Anti-austerity campaigners from across the UK will be converging on London tomorrow for a mass demonstration against the Coalition government’s failed policy of cuts.

It is possible that hundreds of thousands of people will journey to the capital to march under the heading, “A Future That Works” – showing their opposition to the government’s pro-austerity, anti-growth policies. The march will end with a rally in Hyde Park.

If you’re wondering whether to go, or even whether the demonstration is justified, I would like to quote the following, from the organisers’ website:

“Austerity has failed – the economy has not grown for two years, unemployment and youth unemployment have risen, living standards have been squeezed and borrowing is not coming down.

“We need an alternative approach – one that puts decent work and growth at its heart and takes a long-term approach to rebuilding the British economy after the crash.

“We need to invest in new infrastructure in transport, energy and social affordable housing and to make fighting youth and long-term unemployment an absolute priority.

“We need to see rising wages so our economy has sustainable growth and isn’t based on household debt.

“We need to reform the banking system so it works for the real economy and an active industrial policy to support manufacturing and the green, low-carbon sectors of the future.

“We need tax justice with a clamp down on avoidance and evasion and a Robin Hood tax on the banks.

“We cannot afford to continue with austerity nor can we go back to business as unusual.

“We need policies to build a ‘new economy’ where the rewards from growth are more equally shared by those in the middle and at the bottom rather than just going to those at the top.

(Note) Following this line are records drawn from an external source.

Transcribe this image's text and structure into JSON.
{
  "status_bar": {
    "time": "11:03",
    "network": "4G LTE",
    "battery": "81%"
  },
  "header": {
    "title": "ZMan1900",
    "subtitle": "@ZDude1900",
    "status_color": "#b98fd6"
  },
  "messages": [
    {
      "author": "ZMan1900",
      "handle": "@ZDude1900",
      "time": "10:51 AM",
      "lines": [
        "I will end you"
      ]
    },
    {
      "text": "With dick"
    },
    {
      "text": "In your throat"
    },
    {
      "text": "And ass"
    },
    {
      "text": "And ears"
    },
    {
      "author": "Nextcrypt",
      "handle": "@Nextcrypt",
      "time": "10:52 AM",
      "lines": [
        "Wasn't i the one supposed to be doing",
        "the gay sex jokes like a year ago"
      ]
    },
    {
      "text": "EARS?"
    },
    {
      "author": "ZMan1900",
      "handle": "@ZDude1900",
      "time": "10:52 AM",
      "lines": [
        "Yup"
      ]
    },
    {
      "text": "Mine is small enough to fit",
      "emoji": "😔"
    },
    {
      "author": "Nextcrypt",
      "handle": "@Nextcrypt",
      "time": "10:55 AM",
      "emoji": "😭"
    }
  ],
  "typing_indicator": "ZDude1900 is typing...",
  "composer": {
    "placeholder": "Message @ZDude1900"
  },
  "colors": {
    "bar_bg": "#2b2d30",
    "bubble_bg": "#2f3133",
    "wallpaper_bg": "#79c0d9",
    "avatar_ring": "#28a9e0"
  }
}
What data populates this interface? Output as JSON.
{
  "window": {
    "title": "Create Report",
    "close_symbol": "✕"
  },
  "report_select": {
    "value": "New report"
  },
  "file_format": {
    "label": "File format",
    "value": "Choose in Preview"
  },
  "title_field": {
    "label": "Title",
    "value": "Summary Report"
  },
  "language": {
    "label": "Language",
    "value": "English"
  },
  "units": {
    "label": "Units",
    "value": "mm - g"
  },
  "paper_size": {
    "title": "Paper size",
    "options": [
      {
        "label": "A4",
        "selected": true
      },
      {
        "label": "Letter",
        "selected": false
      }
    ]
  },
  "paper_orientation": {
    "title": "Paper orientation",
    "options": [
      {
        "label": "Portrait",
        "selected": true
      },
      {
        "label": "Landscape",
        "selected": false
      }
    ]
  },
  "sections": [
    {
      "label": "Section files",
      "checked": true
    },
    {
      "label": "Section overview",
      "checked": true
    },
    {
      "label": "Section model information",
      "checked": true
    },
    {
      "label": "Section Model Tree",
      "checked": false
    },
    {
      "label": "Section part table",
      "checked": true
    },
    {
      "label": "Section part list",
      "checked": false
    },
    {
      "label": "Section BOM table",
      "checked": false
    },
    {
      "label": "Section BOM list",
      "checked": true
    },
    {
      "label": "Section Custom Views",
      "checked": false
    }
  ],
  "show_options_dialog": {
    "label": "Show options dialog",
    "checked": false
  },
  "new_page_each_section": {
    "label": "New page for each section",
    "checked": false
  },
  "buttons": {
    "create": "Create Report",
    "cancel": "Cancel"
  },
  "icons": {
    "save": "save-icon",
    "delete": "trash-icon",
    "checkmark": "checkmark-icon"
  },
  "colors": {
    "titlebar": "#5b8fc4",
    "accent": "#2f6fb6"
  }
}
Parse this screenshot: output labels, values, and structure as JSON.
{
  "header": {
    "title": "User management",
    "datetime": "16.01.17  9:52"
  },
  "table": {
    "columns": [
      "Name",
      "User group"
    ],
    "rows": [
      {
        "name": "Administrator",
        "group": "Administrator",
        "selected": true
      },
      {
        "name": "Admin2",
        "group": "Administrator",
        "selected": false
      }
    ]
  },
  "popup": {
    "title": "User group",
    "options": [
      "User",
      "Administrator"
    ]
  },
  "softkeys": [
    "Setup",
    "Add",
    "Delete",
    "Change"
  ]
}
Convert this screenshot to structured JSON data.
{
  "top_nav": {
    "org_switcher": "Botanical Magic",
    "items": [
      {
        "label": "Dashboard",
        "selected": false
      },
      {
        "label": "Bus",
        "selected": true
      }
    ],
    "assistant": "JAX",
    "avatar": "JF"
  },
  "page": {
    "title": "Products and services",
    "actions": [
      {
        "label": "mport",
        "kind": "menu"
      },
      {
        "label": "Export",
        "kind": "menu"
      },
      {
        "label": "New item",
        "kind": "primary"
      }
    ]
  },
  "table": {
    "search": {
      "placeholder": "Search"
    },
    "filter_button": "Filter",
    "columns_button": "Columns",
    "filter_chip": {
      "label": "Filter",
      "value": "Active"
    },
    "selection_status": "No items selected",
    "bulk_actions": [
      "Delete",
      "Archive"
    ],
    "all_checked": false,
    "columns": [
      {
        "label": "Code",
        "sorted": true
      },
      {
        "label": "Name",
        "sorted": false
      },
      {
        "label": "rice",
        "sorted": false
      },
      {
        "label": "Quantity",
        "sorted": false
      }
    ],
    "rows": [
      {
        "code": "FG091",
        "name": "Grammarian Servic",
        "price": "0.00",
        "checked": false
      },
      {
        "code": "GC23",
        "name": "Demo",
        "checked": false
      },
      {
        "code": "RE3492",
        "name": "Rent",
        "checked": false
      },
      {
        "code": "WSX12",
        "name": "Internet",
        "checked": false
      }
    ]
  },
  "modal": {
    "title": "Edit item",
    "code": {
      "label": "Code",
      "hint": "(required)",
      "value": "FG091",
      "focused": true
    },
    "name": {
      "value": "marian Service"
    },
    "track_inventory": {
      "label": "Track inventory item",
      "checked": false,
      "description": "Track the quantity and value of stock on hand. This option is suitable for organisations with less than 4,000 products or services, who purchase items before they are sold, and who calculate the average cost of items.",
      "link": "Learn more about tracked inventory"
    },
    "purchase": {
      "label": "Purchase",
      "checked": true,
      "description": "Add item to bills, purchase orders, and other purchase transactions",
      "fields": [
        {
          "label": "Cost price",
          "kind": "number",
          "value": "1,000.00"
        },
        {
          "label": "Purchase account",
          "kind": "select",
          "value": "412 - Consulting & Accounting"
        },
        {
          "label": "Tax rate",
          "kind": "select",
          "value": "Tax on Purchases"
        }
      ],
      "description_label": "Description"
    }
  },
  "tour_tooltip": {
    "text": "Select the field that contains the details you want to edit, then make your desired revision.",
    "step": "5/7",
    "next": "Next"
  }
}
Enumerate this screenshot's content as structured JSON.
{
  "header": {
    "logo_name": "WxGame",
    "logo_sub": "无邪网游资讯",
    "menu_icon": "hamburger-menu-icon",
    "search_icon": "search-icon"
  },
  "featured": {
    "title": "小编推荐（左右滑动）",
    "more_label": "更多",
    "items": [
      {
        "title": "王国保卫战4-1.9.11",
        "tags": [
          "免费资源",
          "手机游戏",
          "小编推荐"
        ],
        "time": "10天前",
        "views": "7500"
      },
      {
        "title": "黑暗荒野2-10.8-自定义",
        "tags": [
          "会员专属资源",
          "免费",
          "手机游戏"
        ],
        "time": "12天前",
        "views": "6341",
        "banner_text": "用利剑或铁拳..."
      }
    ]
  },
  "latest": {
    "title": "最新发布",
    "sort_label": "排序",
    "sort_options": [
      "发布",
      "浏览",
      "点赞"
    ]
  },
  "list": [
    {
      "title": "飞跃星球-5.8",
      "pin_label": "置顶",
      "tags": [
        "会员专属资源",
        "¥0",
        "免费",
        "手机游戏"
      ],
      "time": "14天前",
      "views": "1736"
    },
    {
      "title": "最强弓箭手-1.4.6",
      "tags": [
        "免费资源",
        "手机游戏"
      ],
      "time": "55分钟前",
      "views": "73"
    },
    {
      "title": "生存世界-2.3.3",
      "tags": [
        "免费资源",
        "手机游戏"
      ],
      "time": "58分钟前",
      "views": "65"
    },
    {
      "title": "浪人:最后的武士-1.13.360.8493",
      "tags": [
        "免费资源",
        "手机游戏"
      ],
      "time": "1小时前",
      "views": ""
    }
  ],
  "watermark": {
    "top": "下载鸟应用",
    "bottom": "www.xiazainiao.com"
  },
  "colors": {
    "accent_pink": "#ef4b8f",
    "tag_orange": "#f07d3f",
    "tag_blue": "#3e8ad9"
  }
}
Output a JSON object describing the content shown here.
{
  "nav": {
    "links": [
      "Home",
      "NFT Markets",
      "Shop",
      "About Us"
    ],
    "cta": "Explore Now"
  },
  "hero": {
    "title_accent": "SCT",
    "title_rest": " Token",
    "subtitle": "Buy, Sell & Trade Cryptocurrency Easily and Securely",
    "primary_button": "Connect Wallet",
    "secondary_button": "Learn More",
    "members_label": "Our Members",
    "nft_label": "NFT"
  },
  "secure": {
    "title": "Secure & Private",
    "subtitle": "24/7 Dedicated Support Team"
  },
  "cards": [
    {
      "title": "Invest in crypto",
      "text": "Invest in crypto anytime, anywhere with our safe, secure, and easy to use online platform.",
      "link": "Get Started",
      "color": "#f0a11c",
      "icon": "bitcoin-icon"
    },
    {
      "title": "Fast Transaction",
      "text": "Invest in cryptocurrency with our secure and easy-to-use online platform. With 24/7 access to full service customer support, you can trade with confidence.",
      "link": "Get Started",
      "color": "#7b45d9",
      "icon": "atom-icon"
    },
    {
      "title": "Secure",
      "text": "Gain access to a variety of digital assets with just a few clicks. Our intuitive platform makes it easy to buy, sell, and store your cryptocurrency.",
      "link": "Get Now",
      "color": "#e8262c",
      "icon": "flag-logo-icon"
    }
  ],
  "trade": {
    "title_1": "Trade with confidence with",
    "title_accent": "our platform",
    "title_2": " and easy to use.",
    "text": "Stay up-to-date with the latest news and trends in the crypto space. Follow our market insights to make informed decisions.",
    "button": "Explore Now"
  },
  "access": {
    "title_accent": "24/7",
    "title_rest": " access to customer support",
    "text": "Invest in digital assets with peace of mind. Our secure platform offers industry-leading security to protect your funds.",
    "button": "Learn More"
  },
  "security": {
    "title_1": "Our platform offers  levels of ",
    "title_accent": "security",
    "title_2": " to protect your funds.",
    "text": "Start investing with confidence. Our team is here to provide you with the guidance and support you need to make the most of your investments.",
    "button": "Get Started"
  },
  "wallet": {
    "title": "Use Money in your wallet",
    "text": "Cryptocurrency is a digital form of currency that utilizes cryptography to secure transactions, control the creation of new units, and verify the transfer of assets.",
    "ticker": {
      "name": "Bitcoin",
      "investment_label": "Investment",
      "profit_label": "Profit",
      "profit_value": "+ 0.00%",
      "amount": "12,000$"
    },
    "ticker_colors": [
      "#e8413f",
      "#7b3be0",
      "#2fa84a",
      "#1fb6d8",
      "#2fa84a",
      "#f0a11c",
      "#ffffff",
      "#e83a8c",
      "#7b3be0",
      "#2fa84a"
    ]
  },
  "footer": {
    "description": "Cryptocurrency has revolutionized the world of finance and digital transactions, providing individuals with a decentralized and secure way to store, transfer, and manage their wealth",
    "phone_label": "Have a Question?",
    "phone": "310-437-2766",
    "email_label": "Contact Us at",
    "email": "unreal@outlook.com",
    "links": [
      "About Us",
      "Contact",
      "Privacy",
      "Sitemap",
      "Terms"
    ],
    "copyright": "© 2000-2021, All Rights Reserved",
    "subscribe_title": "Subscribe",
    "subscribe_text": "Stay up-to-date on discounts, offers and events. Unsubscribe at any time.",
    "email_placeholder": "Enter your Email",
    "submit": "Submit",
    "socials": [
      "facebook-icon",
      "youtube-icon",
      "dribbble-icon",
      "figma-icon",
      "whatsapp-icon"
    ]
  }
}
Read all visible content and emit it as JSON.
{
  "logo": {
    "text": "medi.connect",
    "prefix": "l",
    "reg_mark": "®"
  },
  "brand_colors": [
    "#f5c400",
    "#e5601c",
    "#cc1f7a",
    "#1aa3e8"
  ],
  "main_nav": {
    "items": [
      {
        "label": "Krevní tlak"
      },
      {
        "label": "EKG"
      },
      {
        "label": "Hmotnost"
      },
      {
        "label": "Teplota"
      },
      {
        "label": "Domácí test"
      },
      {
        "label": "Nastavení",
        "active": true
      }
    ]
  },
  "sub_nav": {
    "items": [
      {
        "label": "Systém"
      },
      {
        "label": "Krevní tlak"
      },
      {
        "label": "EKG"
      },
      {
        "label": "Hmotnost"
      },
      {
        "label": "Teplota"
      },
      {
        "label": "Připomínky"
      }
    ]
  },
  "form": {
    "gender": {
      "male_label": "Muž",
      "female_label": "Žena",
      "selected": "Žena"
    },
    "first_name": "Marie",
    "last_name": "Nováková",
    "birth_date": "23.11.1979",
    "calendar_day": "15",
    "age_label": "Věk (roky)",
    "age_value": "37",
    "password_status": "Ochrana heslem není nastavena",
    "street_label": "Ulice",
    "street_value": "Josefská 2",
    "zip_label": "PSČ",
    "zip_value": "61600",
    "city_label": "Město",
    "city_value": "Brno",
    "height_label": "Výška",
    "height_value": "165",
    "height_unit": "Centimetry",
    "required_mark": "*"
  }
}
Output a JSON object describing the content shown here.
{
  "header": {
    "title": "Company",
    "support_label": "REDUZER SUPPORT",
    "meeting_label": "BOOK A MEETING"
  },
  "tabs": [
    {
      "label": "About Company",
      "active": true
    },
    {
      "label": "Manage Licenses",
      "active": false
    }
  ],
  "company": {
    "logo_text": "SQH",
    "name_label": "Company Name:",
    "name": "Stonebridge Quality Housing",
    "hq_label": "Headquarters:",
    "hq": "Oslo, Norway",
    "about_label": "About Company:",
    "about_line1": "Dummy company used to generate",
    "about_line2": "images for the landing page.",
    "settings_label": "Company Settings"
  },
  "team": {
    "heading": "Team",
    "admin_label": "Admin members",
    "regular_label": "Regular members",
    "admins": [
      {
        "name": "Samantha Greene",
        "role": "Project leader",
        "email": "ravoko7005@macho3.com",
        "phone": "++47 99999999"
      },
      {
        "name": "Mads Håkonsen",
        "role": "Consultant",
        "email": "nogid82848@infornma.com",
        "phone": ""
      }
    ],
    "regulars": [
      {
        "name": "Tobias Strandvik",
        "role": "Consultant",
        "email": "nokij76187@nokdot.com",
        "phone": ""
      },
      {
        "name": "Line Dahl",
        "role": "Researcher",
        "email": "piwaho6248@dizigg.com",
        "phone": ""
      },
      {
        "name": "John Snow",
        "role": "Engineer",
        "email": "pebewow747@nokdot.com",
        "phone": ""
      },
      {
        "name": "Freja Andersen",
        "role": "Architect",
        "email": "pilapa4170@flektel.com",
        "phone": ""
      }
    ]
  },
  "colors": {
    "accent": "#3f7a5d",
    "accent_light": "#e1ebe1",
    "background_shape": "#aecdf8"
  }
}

“Finally we need economic growth to be spread across the entire country rather than just being concentrated in a handful of sectors and parts of the UK.”